The Suicide Prevention Lifeline can also connect callers to the Spanish language network through a prompt or by calling directly (1-888-628-9454). There is also an option for the deaf and hard of hearing: 1-800-799-4889. Callers to the Lifeline can also choose a prompt to connect with the Veterans Crisis Line, which can also be reached by texting 838255 or through an online chat service.
When is a call to 911 the right tool?
Calling 911 connects the situation to first responders, such as law enforcement, firefighters and EMTs. If you suspect that someone is about to or has already harmed themselves and requires medical attention, or if you are in danger, this is the right tool.
But it may not be the right tool in every circumstance. More often than not other tools in the community can help avoid the potential trauma of a 911 response. For example, crisis hotline staff have the skills to assess and intervene to help someone who is acutely suicidal. Imagine someone being in emotional pain and rather than emotionally stabilizing on the phone or in-person with a caring and compassionate, friend, family member or mental health professional, they are potentially hand-cuffed and transported to the nearest Emergency Room in a police car, only to experience long wait times or hold for psychiatric assessment. This experience might deter them from seeking the appropriate help later.
How do I know if I should be worried about someone?
Becoming familiar with warning signs and resources, being willing to listen, and ready to take steps to reduce access to lethal means are tools you can always have in your toolbox.
Know the Signs: Pain isn’t always obvious, but most suicidal people show some signs that they are thinking about suicide. The signs may appear in conversations, through their actions, or in social media posts. If you observe one or more warning signs of suicide, especially if the behavior is new, increased, or seems related to a painful event, loss, or change, step in or speak up. Visit the Know the Signs section of www.suicideispreventable.org to learn the warning signs of suicide.
Find the Words: “Are you thinking of ending your life?” Few phrases are as difficult to say to a friend or loved one. But when it comes to suicide prevention, none are more important. Visit the “Find the Words” section of www.suicideispreventable.org for suggestions to get the conversation started. Having the conversation is less about persuading someone not to end their life, and about showing that you are concerned, helping the person to find hope and remember their reasons for living.
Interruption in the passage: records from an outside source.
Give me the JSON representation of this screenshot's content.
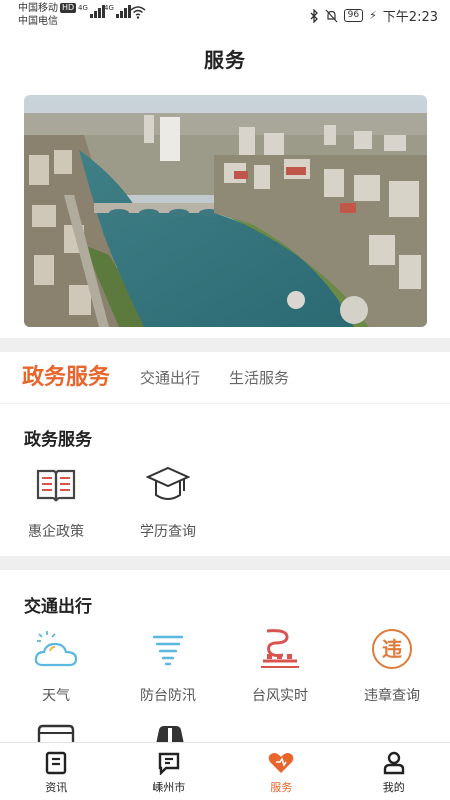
{
  "status_bar": {
    "carrier1": "中国移动",
    "hd": "HD",
    "carrier2": "中国电信",
    "net1": "4G",
    "net2": "4G",
    "battery": "96",
    "time": "下午2:23"
  },
  "header": {
    "title": "服务"
  },
  "banner": {
    "icon": "city-river-photo"
  },
  "tabs": [
    {
      "label": "政务服务",
      "active": true
    },
    {
      "label": "交通出行",
      "active": false
    },
    {
      "label": "生活服务",
      "active": false
    }
  ],
  "gov_section": {
    "title": "政务服务",
    "items": [
      {
        "label": "惠企政策",
        "icon": "book-icon"
      },
      {
        "label": "学历查询",
        "icon": "graduation-cap-icon"
      }
    ]
  },
  "traffic_section": {
    "title": "交通出行",
    "items": [
      {
        "label": "天气",
        "icon": "weather-cloud-icon"
      },
      {
        "label": "防台防汛",
        "icon": "flood-icon"
      },
      {
        "label": "台风实时",
        "icon": "typhoon-icon"
      },
      {
        "label": "违章查询",
        "icon": "violation-icon"
      }
    ],
    "violation_char": "违"
  },
  "bottom_nav": [
    {
      "label": "资讯",
      "icon": "news-icon",
      "active": false
    },
    {
      "label": "嵊州市",
      "icon": "city-chat-icon",
      "active": false
    },
    {
      "label": "服务",
      "icon": "heart-service-icon",
      "active": true
    },
    {
      "label": "我的",
      "icon": "user-icon",
      "active": false
    }
  ],
  "colors": {
    "accent": "#e8662c",
    "icon_red": "#d9534f",
    "icon_blue": "#5bb8e0"
  }
}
Reach Out: You are not alone in helping someone in crisis. There are many resources available to assess, treat, and intervene. Crisis lines, counselors, intervention programs and more are available to you as well as to the person experiencing the emotional crisis. Visit the “Reach Out” section of www.suicideispreventable.org to find a list of resources in your county, as well as state and national resources, to help you connect and prepare.
Instinct and compassion: two tools you can always count on
There is no foolproof process for knowing exactly the right thing to do. Trust your instinct if it tells you something is wrong. Leading with compassion can help create safe spaces for people to talk about their pain and this is one of the most helpful things you can do.
Many people who have lost someone to suicide don’t feel the same compassion from others that those who have lost a loved on another way experience. Some of this is because people are uncomfortable talking about suicide. Consider reaching out to someone who has lost a friend or loved one to suicide. Ask them about how the person they lost lived rather than focusing on the way they died.
The more we talk about suicide and suicide prevention, the more we can reduce the stigma around the subject and infuse our communities with hope and healing.